▶ **WHAT YOU WILL DO**:
Within the listing below, how many lines contain the word "handbag"? Answer with the number only.

**********

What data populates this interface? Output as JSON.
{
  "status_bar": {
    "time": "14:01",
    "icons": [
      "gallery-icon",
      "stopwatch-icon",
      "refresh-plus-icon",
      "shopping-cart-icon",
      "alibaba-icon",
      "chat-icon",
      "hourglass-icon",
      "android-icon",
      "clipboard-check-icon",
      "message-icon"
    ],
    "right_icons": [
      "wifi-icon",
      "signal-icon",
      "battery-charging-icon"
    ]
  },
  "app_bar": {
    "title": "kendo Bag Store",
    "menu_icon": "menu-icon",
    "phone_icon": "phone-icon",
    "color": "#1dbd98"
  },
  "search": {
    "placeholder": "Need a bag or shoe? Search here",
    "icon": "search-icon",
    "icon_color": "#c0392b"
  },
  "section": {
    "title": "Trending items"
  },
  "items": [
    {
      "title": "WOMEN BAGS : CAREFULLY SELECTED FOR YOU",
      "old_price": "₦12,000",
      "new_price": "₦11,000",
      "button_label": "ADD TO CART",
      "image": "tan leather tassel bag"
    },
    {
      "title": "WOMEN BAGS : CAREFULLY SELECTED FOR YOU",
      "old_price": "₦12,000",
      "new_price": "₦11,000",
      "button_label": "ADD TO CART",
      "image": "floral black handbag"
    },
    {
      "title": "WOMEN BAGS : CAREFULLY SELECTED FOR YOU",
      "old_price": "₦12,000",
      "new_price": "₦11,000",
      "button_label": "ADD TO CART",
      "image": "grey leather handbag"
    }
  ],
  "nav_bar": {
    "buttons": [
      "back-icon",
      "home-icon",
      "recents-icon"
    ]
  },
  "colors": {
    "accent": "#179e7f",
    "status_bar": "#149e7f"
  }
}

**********

▶ **THE ANSWER**:
2